Two dishes in the current lineup of unique after-dinner dishes will remain on as permanent fixtures “because they are just such a big history of me growing up,” she said of the mochi bomboloncini with Nutella and the Yakult softserve with seasonal compote, crispy chicken skin streusel and strawberry pocky pearls.
The first is derived from her mom’s recipe for fried sesame balls — similar to what would be on a Dim Sum menu — that she transformed into an Italian doughnut.
“I get to put my own heart into it because it’s my mom’s recipe and it is also part of Chinese and Cantonese culture. I use her recipe for the mochi part, filled it with Nutella and hazelnut and it’s coated with sesame and and hazelnuts and then rolled in sugar,” she said. “The visual part of it is also part of my upbringing. A lot of Asian families, when you go to gatherings, the thing to do is to give each other a box of Ferrero Rocher candies — I wanted to use that as my visual inspiration.”
The Yakult dessert is made with a tangy Japanese probiotic beverage that was a favorite of Lam’s growing up and she had “always wanted to make into an ice cream, but never worked in a place that allowed me to do that.” One night as Lau and Lam were eating ramen and discussing menu ideas, they ordered fried chicken skin — a popular fast-food item in the Philippines — and realized it would be the perfect savory crunchy component with their tangy frozen base. Lam excitedly compared it to the popular sweet and salty combination of “Wendy’s Frosty and french fries.”
After years cooking someone else’s vision, Lam said it’s “really amazing to work so closely around such brilliant females,” referring to both Lau and Erika Chou, the founding partner of Rivers and Hills Hospitality Group, who help her have “full creative control to create dishes that are 100% me.”
“I am so, so proud of this project.
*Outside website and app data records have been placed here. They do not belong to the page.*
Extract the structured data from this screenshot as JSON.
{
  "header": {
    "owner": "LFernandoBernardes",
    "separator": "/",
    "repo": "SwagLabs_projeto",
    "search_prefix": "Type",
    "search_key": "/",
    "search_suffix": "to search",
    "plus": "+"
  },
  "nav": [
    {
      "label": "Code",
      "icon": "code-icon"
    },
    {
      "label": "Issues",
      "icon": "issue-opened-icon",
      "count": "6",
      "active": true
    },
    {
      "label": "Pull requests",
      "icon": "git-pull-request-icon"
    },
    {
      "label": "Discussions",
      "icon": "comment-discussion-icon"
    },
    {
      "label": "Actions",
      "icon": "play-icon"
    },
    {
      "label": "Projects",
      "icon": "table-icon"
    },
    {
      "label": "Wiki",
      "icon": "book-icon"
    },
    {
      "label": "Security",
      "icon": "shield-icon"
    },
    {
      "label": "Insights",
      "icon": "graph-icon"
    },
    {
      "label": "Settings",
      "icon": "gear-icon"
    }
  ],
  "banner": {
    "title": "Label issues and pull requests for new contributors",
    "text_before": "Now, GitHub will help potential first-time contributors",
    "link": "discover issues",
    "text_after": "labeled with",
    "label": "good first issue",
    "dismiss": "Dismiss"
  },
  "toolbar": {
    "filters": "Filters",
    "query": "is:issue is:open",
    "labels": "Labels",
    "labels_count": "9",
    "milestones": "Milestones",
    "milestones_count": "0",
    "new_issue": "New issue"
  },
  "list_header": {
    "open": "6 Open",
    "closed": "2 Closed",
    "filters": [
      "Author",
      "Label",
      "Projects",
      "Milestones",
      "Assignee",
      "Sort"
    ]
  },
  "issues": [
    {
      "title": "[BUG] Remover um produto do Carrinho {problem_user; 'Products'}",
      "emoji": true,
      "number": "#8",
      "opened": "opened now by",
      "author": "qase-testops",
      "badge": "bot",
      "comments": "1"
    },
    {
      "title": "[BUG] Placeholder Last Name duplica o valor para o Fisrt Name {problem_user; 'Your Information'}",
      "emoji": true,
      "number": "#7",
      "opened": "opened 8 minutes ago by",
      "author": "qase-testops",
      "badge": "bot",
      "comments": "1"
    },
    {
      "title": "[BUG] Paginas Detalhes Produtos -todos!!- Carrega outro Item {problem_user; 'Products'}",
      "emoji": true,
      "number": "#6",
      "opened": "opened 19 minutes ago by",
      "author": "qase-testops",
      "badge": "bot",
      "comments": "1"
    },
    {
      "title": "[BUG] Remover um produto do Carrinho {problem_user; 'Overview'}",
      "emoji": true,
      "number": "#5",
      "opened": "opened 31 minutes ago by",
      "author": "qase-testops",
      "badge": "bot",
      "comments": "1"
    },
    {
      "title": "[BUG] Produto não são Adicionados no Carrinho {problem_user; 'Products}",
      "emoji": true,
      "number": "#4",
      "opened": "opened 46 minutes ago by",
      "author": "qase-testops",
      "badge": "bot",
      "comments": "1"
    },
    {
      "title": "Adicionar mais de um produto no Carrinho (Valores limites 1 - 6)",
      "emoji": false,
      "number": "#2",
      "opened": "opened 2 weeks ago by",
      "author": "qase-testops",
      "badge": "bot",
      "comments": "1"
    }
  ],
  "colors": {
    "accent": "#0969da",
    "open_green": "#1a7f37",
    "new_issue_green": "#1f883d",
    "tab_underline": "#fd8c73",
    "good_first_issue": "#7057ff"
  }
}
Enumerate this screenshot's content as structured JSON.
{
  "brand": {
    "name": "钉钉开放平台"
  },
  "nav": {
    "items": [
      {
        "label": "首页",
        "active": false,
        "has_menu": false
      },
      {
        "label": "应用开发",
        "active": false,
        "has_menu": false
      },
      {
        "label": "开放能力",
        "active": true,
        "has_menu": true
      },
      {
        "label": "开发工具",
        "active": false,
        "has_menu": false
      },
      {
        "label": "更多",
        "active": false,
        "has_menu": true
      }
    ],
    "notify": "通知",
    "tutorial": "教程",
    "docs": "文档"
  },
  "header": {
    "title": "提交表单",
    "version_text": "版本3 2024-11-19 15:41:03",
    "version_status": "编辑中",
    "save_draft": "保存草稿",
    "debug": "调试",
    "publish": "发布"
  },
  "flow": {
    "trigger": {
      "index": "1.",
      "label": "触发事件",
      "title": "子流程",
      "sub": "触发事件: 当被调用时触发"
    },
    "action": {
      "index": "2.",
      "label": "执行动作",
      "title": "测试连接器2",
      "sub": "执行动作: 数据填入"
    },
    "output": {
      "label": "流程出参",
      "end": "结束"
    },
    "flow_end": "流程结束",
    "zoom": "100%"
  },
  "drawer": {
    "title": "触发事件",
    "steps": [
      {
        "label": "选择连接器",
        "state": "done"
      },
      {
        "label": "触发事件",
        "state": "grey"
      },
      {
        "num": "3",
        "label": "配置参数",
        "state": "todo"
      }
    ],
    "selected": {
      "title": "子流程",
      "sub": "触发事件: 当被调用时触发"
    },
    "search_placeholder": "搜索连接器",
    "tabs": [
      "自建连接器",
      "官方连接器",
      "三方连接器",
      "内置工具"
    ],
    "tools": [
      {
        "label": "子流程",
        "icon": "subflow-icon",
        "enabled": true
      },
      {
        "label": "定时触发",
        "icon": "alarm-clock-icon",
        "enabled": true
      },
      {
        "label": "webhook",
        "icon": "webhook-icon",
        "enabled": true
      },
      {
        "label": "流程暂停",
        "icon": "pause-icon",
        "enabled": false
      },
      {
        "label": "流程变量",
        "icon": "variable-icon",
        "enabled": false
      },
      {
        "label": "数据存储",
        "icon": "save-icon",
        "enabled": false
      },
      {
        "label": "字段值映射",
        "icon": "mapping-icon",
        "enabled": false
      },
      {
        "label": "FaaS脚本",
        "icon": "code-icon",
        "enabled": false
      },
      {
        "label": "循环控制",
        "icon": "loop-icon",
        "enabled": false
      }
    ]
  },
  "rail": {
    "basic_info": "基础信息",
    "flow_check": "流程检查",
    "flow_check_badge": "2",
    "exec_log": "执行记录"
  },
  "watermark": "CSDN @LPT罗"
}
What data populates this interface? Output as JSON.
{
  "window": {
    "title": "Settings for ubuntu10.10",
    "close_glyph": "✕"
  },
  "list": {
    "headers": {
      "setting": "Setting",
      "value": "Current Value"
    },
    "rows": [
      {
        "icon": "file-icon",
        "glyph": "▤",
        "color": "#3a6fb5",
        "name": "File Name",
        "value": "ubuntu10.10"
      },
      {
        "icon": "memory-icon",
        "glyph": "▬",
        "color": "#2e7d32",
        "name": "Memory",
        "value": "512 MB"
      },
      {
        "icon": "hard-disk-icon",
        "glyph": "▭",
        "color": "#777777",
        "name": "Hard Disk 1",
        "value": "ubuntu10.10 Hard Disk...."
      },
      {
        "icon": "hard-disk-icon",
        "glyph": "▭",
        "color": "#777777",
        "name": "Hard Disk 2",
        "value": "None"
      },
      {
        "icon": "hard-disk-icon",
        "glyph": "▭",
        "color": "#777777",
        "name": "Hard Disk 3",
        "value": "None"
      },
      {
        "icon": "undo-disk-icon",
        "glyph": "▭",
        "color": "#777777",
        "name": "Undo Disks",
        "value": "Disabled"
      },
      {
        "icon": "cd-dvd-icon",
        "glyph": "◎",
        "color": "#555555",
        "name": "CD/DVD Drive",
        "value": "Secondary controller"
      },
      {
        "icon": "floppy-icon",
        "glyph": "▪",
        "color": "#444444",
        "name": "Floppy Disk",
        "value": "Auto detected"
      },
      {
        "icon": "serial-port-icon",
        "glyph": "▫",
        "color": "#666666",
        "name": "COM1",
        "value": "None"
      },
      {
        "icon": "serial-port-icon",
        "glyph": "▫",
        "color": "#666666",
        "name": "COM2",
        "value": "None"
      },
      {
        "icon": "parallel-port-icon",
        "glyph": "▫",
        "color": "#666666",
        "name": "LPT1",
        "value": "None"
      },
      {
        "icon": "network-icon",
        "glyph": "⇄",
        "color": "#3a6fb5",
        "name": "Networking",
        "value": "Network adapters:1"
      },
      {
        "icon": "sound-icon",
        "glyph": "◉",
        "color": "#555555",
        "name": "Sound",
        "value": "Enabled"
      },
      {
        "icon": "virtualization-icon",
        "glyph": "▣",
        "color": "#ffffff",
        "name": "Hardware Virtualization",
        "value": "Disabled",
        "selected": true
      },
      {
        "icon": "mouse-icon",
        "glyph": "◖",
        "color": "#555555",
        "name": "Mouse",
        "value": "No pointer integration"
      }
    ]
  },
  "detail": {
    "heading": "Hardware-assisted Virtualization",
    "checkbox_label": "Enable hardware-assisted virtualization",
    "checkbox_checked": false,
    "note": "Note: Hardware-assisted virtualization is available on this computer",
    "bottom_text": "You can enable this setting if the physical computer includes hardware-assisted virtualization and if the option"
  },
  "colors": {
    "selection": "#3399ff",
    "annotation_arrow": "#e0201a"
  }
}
Out of everywhere that I’ve worked, being able to create the desserts that are so close to my heart and having memories attached to it is amazing,” she added.
Kimika, which means “noble” in Japanese, was opened by the AAPI-led team behind smash successes like Wayla, a popular Lower East Side Thai restaurant helmed by Bangkok-born chef Tom Naumsuwan.
Lam’s other playful and highly visual desserts include a lemon mochi torta with frangipane, perilla seeds, chrysanthemum ice cream and pink peppercorn agrodolce as well as a kabocha squash ice cream sando with matcha chiffon keiki, ginger miso caramel and crispy rice magic shell. She also created a Japanese version of a classic Italian tiramisu with espresso jelly and coconut-soaked ladyfingers for a five-course menu by ally and AAPI chefs in tandem with Chefs Stopping AAPI Hate.
Catch more of Lam on Food Network every Monday as she continues to face off against pastry chefs and bakers while whipping up elevated American desserts with an Asian flare that represent regional favorites with a dash of her own personal memories.